With due respect, the above argument does not comply with the common law adage that:
“He who comes to equity must do so with clean hands.”
The law is that parties must conform to their pleadings.
In Gandy v. Casper Air Charta Ltd (1956) 23 EACA 139, and in Patel v. Fleet Transport Co. Ltd (1980) EA 1025 (CA-K), while commenting on pleadings generally and referring to the above case SPRY- on Civil Procedure in EA, states that:
“ As a general rule, relief not founded on the pleadings will not be given.
While the general rule is that parties should be bound by their pleadings, an incorrect description of a particular fact should not be fatal where the particulars of the claim have been given with reasonable precision.
The applicant in his Notice of Motion supported by his affidavit pleaded that he is an Advocate who offered respondents services for which he laid claim. His affidavit testifies that he got instructed on or by March 2012 (see paragraph 7 of affidavit in support). The affidavit and Notice of Motion are silent on his new admission that he only got enrolled on 27.February 2013.
The attempt to move court therefore to ignore parts of his pleadings and deal with items under Exhibit “D” and items 18 to 43 of Exhibit “E” and ignore 1-17, so as to circumvent section 65 and 69, and Makula’s case (supra) is unacceptable. This is trying to depart from one’s own pleadings which is contrary to the Civil Procedure Rules. (See O. 6 r.6 and 7 of the Civil Procedure Rules).
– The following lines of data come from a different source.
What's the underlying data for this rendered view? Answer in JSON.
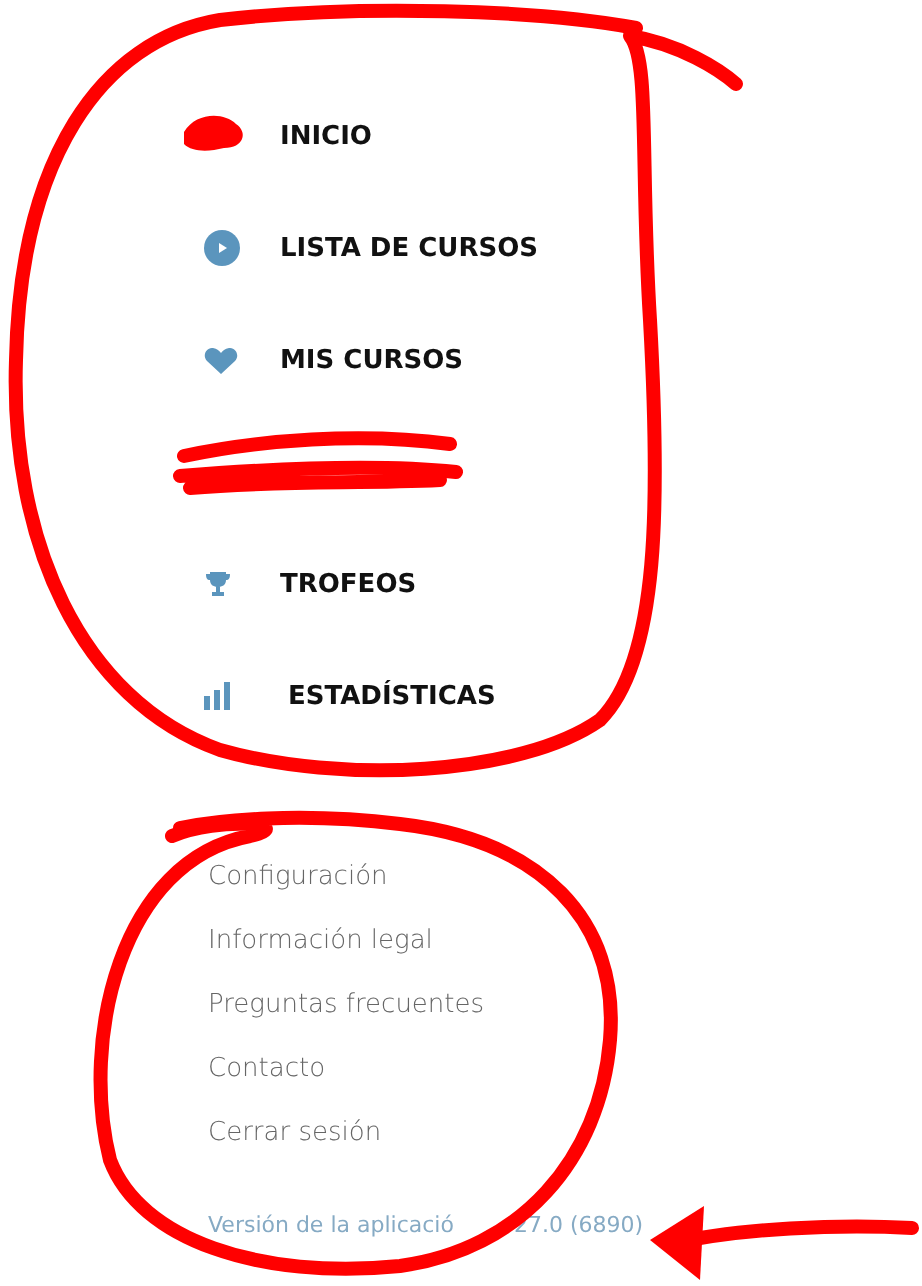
{
  "main_menu": [
    {
      "label": "INICIO"
    },
    {
      "label": "LISTA DE CURSOS",
      "kind": "play"
    },
    {
      "label": "MIS CURSOS",
      "kind": "heart"
    },
    {
      "kind": "redacted"
    },
    {
      "label": "TROFEOS",
      "kind": "trophy"
    },
    {
      "label": "ESTADÍSTICAS",
      "kind": "chart"
    }
  ],
  "secondary_menu": [
    "Configuración",
    "Información legal",
    "Preguntas frecuentes",
    "Contacto",
    "Cerrar sesión"
  ],
  "version": {
    "start": "Versión de la aplicació",
    "end": "27.0 (6890)"
  }
}
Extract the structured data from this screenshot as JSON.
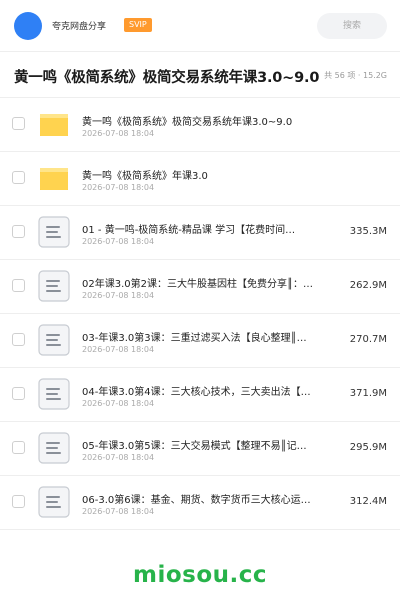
{
  "header": {
    "share_name": "夸克网盘分享",
    "badge": "SVIP",
    "search_placeholder": "搜索",
    "colors": {
      "avatar": "#2f80f5",
      "badge": "#ff9a2e"
    }
  },
  "title_bar": {
    "title": "黄一鸣《极简系统》极简交易系统年课3.0~9.0",
    "meta": "共 56 项 · 15.2G"
  },
  "files": [
    {
      "icon": "folder-icon",
      "name": "黄一鸣《极简系统》极简交易系统年课3.0~9.0",
      "date": "2026-07-08 18:04",
      "size": ""
    },
    {
      "icon": "folder-icon",
      "name": "黄一鸣《极简系统》年课3.0",
      "date": "2026-07-08 18:04",
      "size": ""
    },
    {
      "icon": "document-icon",
      "name": "01 - 黄一鸣-极简系统-精品课 学习【花费时间…",
      "date": "2026-07-08 18:04",
      "size": "335.3M"
    },
    {
      "icon": "document-icon",
      "name": "02年课3.0第2课：三大牛股基因柱【免费分享║：…",
      "date": "2026-07-08 18:04",
      "size": "262.9M"
    },
    {
      "icon": "document-icon",
      "name": "03-年课3.0第3课：三重过滤买入法【良心整理║…",
      "date": "2026-07-08 18:04",
      "size": "270.7M"
    },
    {
      "icon": "document-icon",
      "name": "04-年课3.0第4课：三大核心技术，三大卖出法【…",
      "date": "2026-07-08 18:04",
      "size": "371.9M"
    },
    {
      "icon": "document-icon",
      "name": "05-年课3.0第5课：三大交易模式【整理不易║记…",
      "date": "2026-07-08 18:04",
      "size": "295.9M"
    },
    {
      "icon": "document-icon",
      "name": "06-3.0第6课：基金、期货、数字货币三大核心运…",
      "date": "2026-07-08 18:04",
      "size": "312.4M"
    }
  ],
  "watermark": "miosou.cc"
}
If this had been disclosed, then equity would have aided applicant. Just as Respondent’s affidavits were caught by the Rules to be irregular, applicant’s pleadings are also shown to be irregular and in contravention of Section s65 and 69 of the Advocates Act. I am therefore unable to agree with applicant’s conclusion and prayer in his submission in rejoinder that ‘court orders Exhibit I to be taxed by the taxing officer and sum certified to be due be entered in judgment. The holding in the case of Makula International v. Cardinal Nsubuga (supra) does not leave this court with any option, once faced with such illegal conduct. This was an illegality committed by a person who was not an Advocate, masquerading as one. He tried to use the rules to his advantage and when caught, retracted and tried to hide under the same rules so as to gain from a transaction soiled with illegality from its onset. Advocacy is a noble profession. It has rules. The procedures are known; you do not offer legal practice when not authorized.
The Advocates (Renumeration and Taxation of costs) Regulations are made under the Advocates Act, which specifically refers to enrolled Advocates.
For all reasons above am unable to grant this application. It shall be dismissed. Owing to irregularities committed by both Counsel for applicant and Respondents in conducting their work as Advocates and as officers of this court, I award no costs. Each party shall bear their own costs. I so order.
Henry I. Kawesa